WHAT TO WORK ON:
Copy out every line in the entries below that includes "connections".

Stored items from a collection:
****
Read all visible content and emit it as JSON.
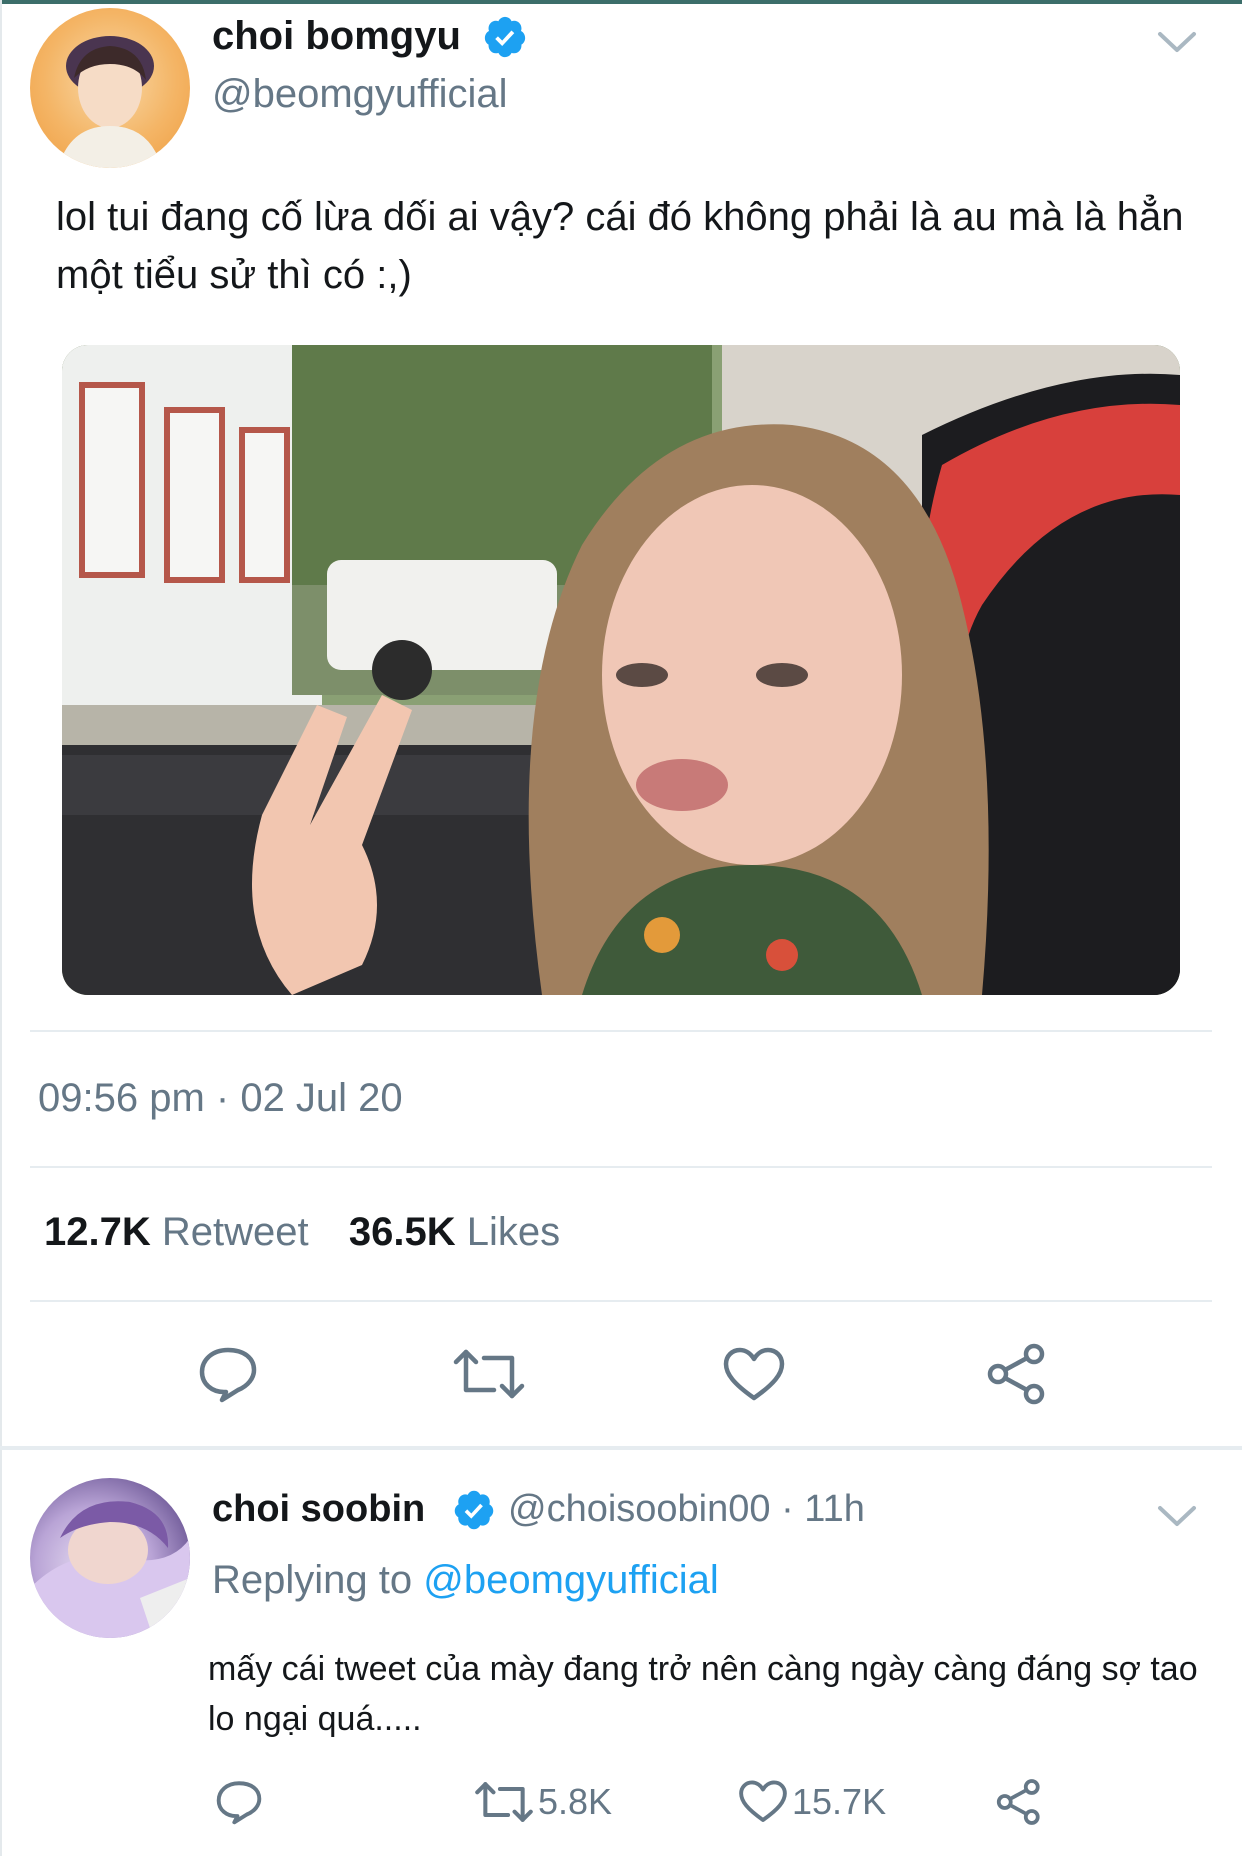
{
  "tweet": {
    "author_name": "choi bomgyu",
    "author_handle": "@beomgyufficial",
    "text": "lol tui đang cố lừa dối ai vậy? cái đó không phải là au mà là hẳn một tiểu sử thì có :,)",
    "timestamp": "09:56 pm · 02 Jul 20",
    "retweet_count": "12.7K",
    "retweet_label": "Retweet",
    "likes_count": "36.5K",
    "likes_label": "Likes",
    "icons": [
      "verified-badge-icon",
      "chevron-down-icon",
      "reply-icon",
      "retweet-icon",
      "like-icon",
      "share-icon"
    ]
  },
  "reply": {
    "author_name": "choi soobin",
    "author_handle_time": "@choisoobin00 · 11h",
    "replying_prefix": "Replying to",
    "replying_mention": "@beomgyufficial",
    "text": "mấy cái tweet của mày đang trở nên càng ngày càng đáng sợ tao lo ngại quá.....",
    "retweet_count": "5.8K",
    "like_count": "15.7K"
  },
  "colors": {
    "accent": "#1da1f2",
    "secondary_text": "#657786",
    "primary_text": "#14171a",
    "divider": "#e6ecf0"
  }
}
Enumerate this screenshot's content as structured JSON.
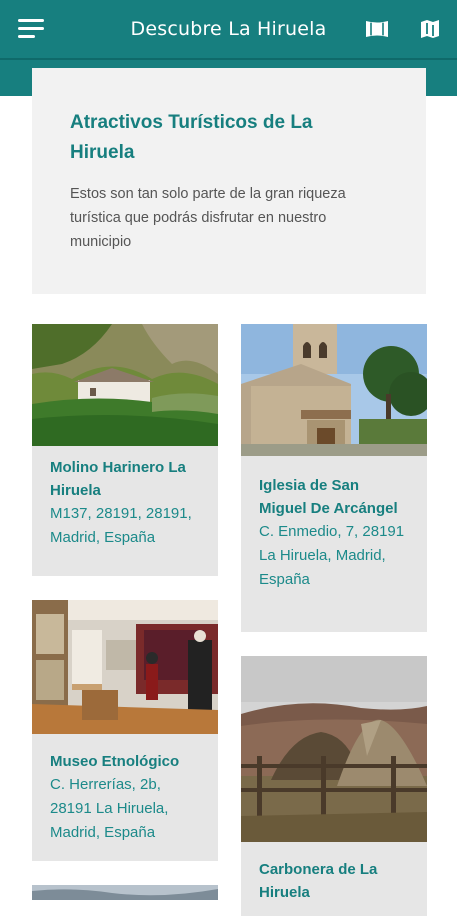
{
  "appbar": {
    "title": "Descubre La Hiruela",
    "menu_icon": "hamburger-menu-icon",
    "actions": [
      "panorama-icon",
      "map-icon"
    ],
    "background": "#177f7f"
  },
  "intro": {
    "title": "Atractivos Turísticos de La Hiruela",
    "description": "Estos son tan solo parte de la gran riqueza turística que podrás disfrutar en nuestro municipio"
  },
  "attractions": [
    {
      "name": "Molino Harinero La Hiruela",
      "address": "M137, 28191, 28191, Madrid, España"
    },
    {
      "name": "Iglesia de San Miguel De Arcángel",
      "address": "C. Enmedio, 7, 28191 La Hiruela, Madrid, España"
    },
    {
      "name": "Museo Etnológico",
      "address": "C. Herrerías, 2b, 28191 La Hiruela, Madrid, España"
    },
    {
      "name": "Carbonera de La Hiruela",
      "address": ""
    }
  ],
  "colors": {
    "accent": "#177f7f",
    "card_bg": "#e6e6e6",
    "intro_bg": "#f2f2f2"
  }
}
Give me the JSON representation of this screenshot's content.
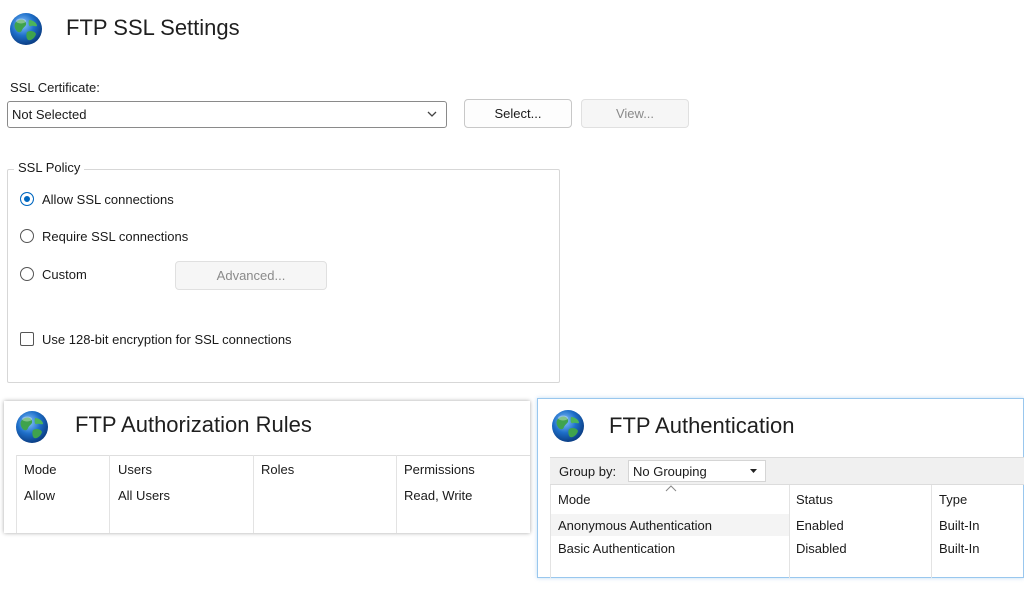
{
  "ssl_settings": {
    "title": "FTP SSL Settings",
    "certificate_label": "SSL Certificate:",
    "certificate_value": "Not Selected",
    "select_button": "Select...",
    "view_button": "View...",
    "policy": {
      "legend": "SSL Policy",
      "options": [
        {
          "label": "Allow SSL connections",
          "selected": true
        },
        {
          "label": "Require SSL connections",
          "selected": false
        },
        {
          "label": "Custom",
          "selected": false
        }
      ],
      "advanced_button": "Advanced...",
      "encryption_checkbox": {
        "label": "Use 128-bit encryption for SSL connections",
        "checked": false
      }
    }
  },
  "authorization_rules": {
    "title": "FTP Authorization Rules",
    "columns": [
      "Mode",
      "Users",
      "Roles",
      "Permissions"
    ],
    "rows": [
      {
        "mode": "Allow",
        "users": "All Users",
        "roles": "",
        "permissions": "Read, Write"
      }
    ]
  },
  "authentication": {
    "title": "FTP Authentication",
    "group_by_label": "Group by:",
    "group_by_value": "No Grouping",
    "columns": [
      "Mode",
      "Status",
      "Type"
    ],
    "rows": [
      {
        "mode": "Anonymous Authentication",
        "status": "Enabled",
        "type": "Built-In"
      },
      {
        "mode": "Basic Authentication",
        "status": "Disabled",
        "type": "Built-In"
      }
    ]
  },
  "colors": {
    "accent": "#0067c0",
    "focus_border": "#99c7ee",
    "globe_ocean": "#1e6fc9",
    "globe_land": "#3fa34d"
  },
  "icons": [
    "globe-icon",
    "chevron-down-icon",
    "sort-up-icon",
    "dropdown-arrow-icon"
  ]
}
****
EXERCISE RESULT:
          "label": "Allow SSL connections",
          "label": "Require SSL connections",
        "label": "Use 128-bit encryption for SSL connections",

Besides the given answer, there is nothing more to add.